New U.S. citizens in Miami celebrate
New U.S. citizens stand with their teacher, Paul-Andre Mondesir, AFSC’s Haitian community social advocate.Photo: Petit Jacques Leonet/AFSC / Petit Jacques Leonet
In November, just a week after the U.S. presidential election in which immigration issues played a prominent role, over 200 Miami-area residents gathered together to celebrate their new status as U.S. citizens.
Each student took the stage to shake the hand of their teacher, Paul-Andre Mondesir, AFSC’s Haitian community social advocate, who guided them through the complex path to becoming a citizen in the twice-weekly class he teaches in a tiny strip mall storefront.
On any given evening, 30 or so men and women cram into the small room to prepare themselves to take the test that will allow them to become naturalized U.S. citizens.
These classes are a recent addition to the services that the American Friends Immigrant Services (AFIS) has provided to immigrants in Miami-Dade County for nearly 30 years.
Immigrants enrich south Florida with their diverse cultures, and as a result, the region has become a vibrant center for both industry and tourism. Between 2000 and 2010, Miami-Dade ranked in the top five counties in the country in terms of the total number of immigrants, with nearly 4 million immigrants living in Florida.
Since its inception, AFIS has been instrumental in organizing communities in South Florida to oppose anti-immigrant city or county ordinances.
For immigrants living in poverty, obtaining services can be a daunting proposition, and as a result many immigrants go without. This group is generally silent when it comes to policy reform because they are consumed by daily struggles. Recognizing this reality, AFIS attends to some of the South Florida immigrant community’s most pressing needs and in the process they are developing a broad constituent base that can then react as policy opportunities arise.
Paul-Andre’s classes for the Haitian community have attracted people of all ages and genders, with varying English communication skills.
The group discusses everything from posture and behavior—“Don’t forget to look the interviewer directly in the eye!”—to the most common questions on the test, “Who was the first U.S. president?” but also harder questions such as “Who is the current speaker of the House?”—all in Creole. They also walk through the interview process, step by step, in English.
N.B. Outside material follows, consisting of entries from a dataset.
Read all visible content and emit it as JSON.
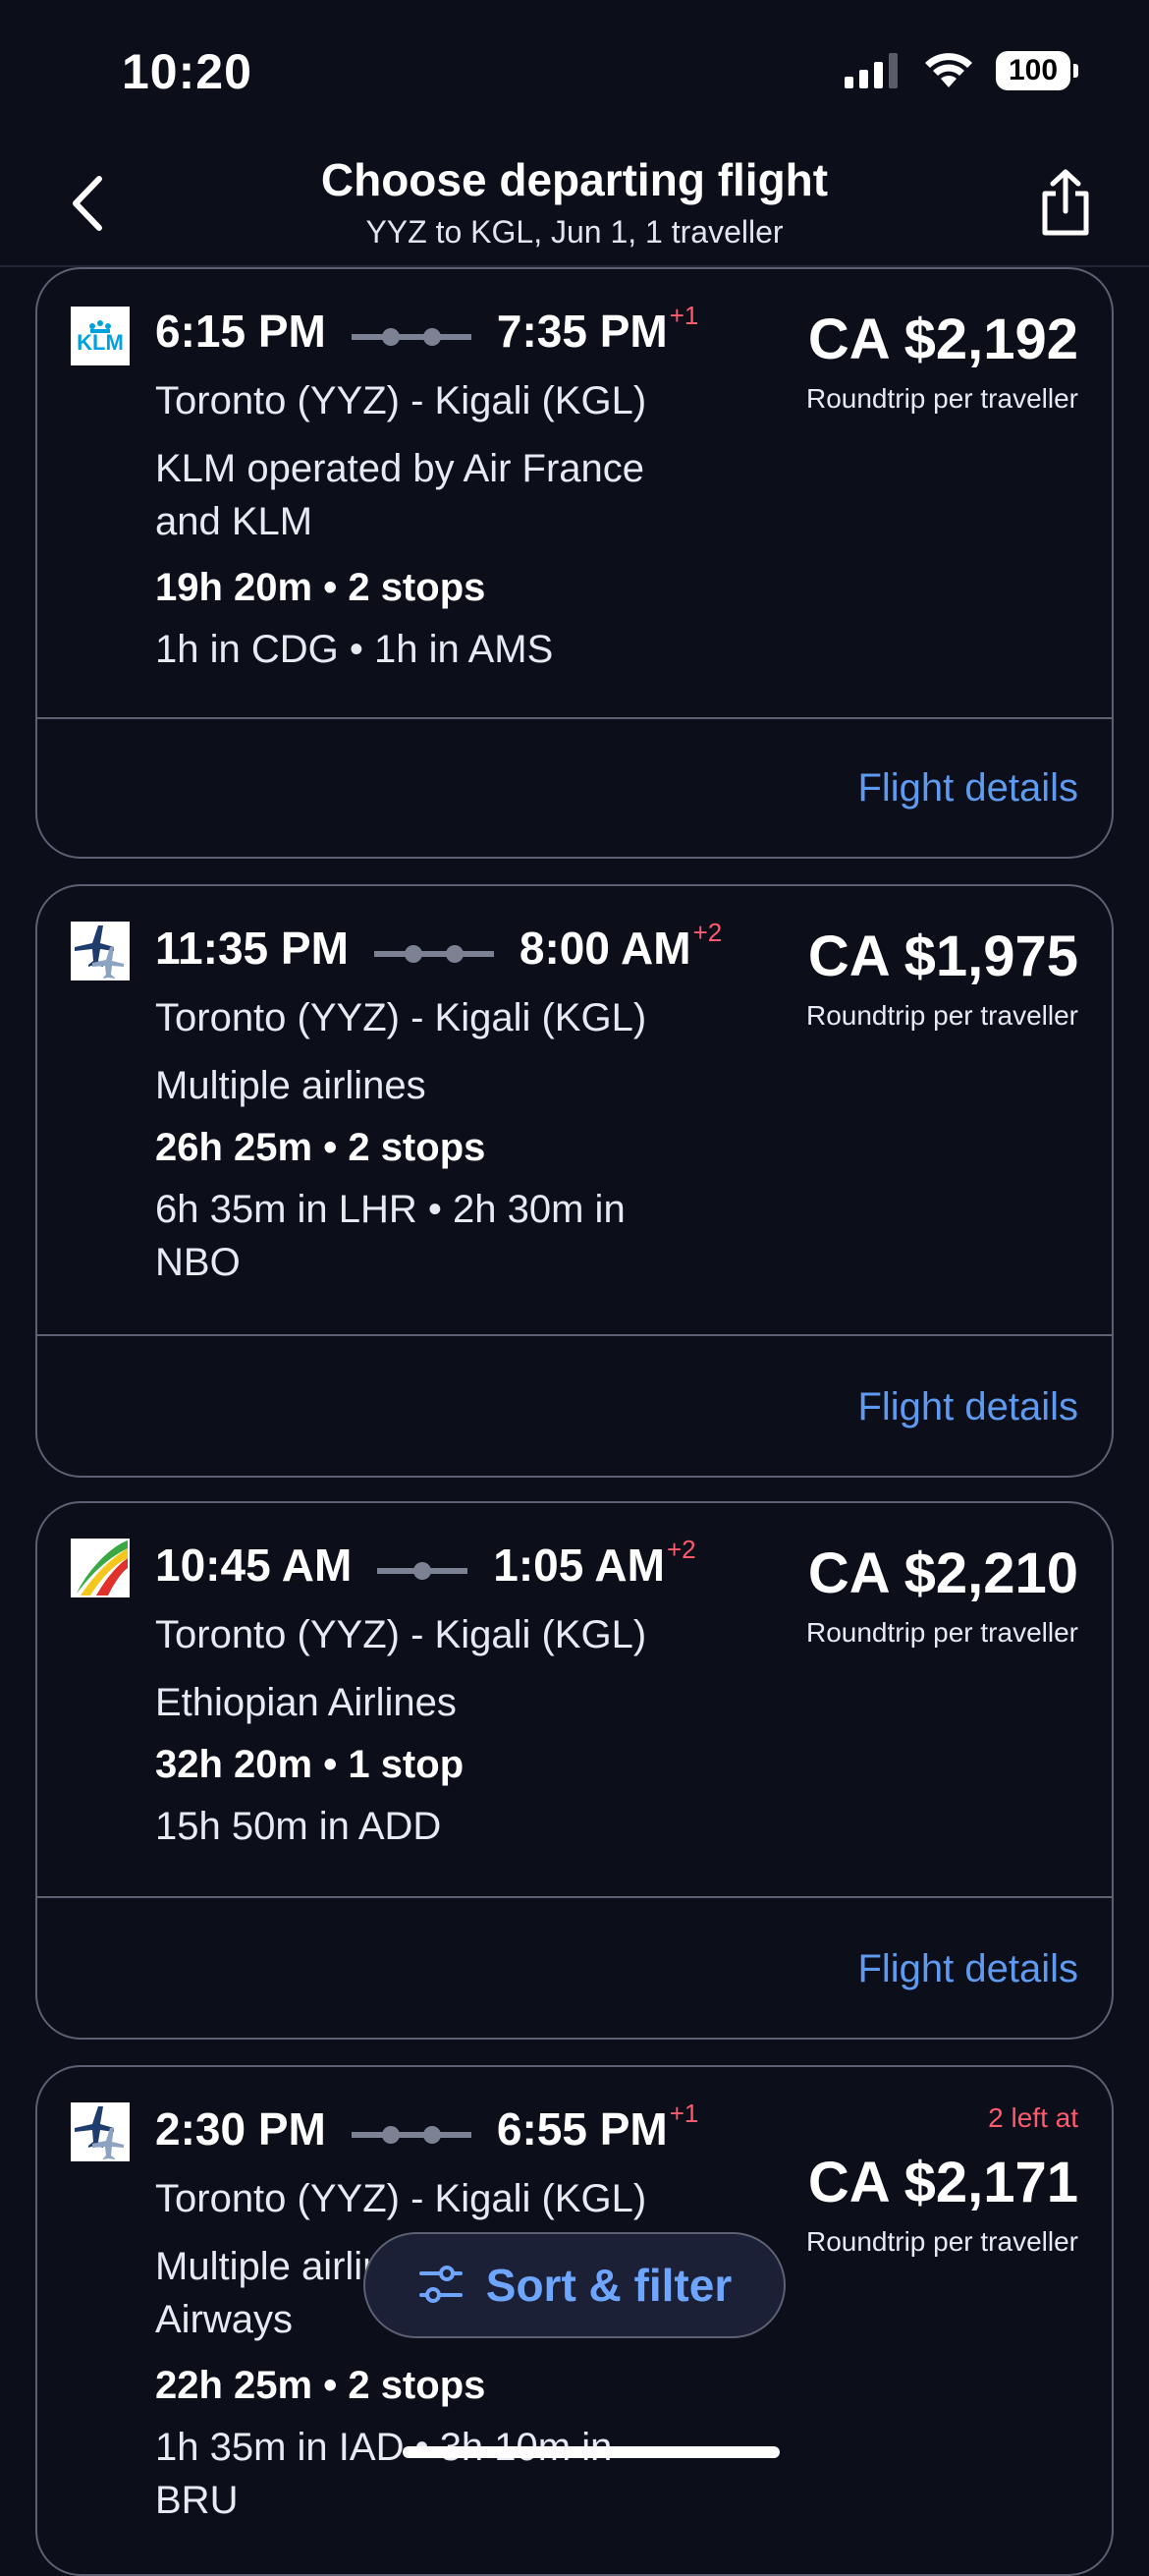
{
  "status_bar": {
    "time": "10:20",
    "battery": "100"
  },
  "header": {
    "title": "Choose departing flight",
    "subtitle": "YYZ to KGL, Jun 1, 1 traveller"
  },
  "flights": [
    {
      "logo": "klm-logo",
      "logo_text": "KLM",
      "depart": "6:15 PM",
      "arrive": "7:35 PM",
      "day_offset": "+1",
      "route": "Toronto (YYZ) - Kigali (KGL)",
      "airline": "KLM operated by Air France and KLM",
      "duration": "19h 20m • 2 stops",
      "layover": "1h in CDG • 1h in AMS",
      "price": "CA $2,192",
      "price_note": "Roundtrip per traveller",
      "details_label": "Flight details"
    },
    {
      "logo": "multiple-airlines-icon",
      "depart": "11:35 PM",
      "arrive": "8:00 AM",
      "day_offset": "+2",
      "route": "Toronto (YYZ) - Kigali (KGL)",
      "airline": "Multiple airlines",
      "duration": "26h 25m • 2 stops",
      "layover": "6h 35m in LHR • 2h 30m in NBO",
      "price": "CA $1,975",
      "price_note": "Roundtrip per traveller",
      "details_label": "Flight details"
    },
    {
      "logo": "ethiopian-airlines-logo",
      "depart": "10:45 AM",
      "arrive": "1:05 AM",
      "day_offset": "+2",
      "route": "Toronto (YYZ) - Kigali (KGL)",
      "airline": "Ethiopian Airlines",
      "duration": "32h 20m • 1 stop",
      "layover": "15h 50m in ADD",
      "price": "CA $2,210",
      "price_note": "Roundtrip per traveller",
      "details_label": "Flight details"
    },
    {
      "logo": "multiple-airlines-icon",
      "depart": "2:30 PM",
      "arrive": "6:55 PM",
      "day_offset": "+1",
      "route": "Toronto (YYZ) - Kigali (KGL)",
      "airline": "Multiple airlines Republic Airways",
      "duration": "22h 25m • 2 stops",
      "layover": "1h 35m in IAD • 3h 10m in BRU",
      "seats_left": "2 left at",
      "price": "CA $2,171",
      "price_note": "Roundtrip per traveller"
    }
  ],
  "sort_filter": {
    "label": "Sort & filter"
  },
  "colors": {
    "background": "#0c0e1a",
    "card_border": "#5c6072",
    "accent_link": "#5e9bf0",
    "alert": "#ff5a6e"
  }
}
Many participants are exhausted; they have already put in a hard day of work before class. Some are frustrated by the difficulty of the material as well as the language barrier.
But for many students, the class is the first time anyone has given them guidance on the citizenship process. Several participants had previously taken and failed the citizenship exam. Others had a deep fear of the process and what failure might mean.
By November, over 700 people had successfully attained U.S. citizenship.
The celebration in November was proof of the power of AFSC’s call for making quality services available to all people, regardless of their class or social status. It showed a group of people working together for something that will improve their opportunities in the future, and their children’s opportunities.
Still, many immigrants with whom AFSC works in Miami and across the country do not have the option of taking the citizenship test because of their immigration status. Making a pathway to citizenship for everyone remains a critical part of Paul-Andre’s advocacy work and that of AFSC staff nationwide.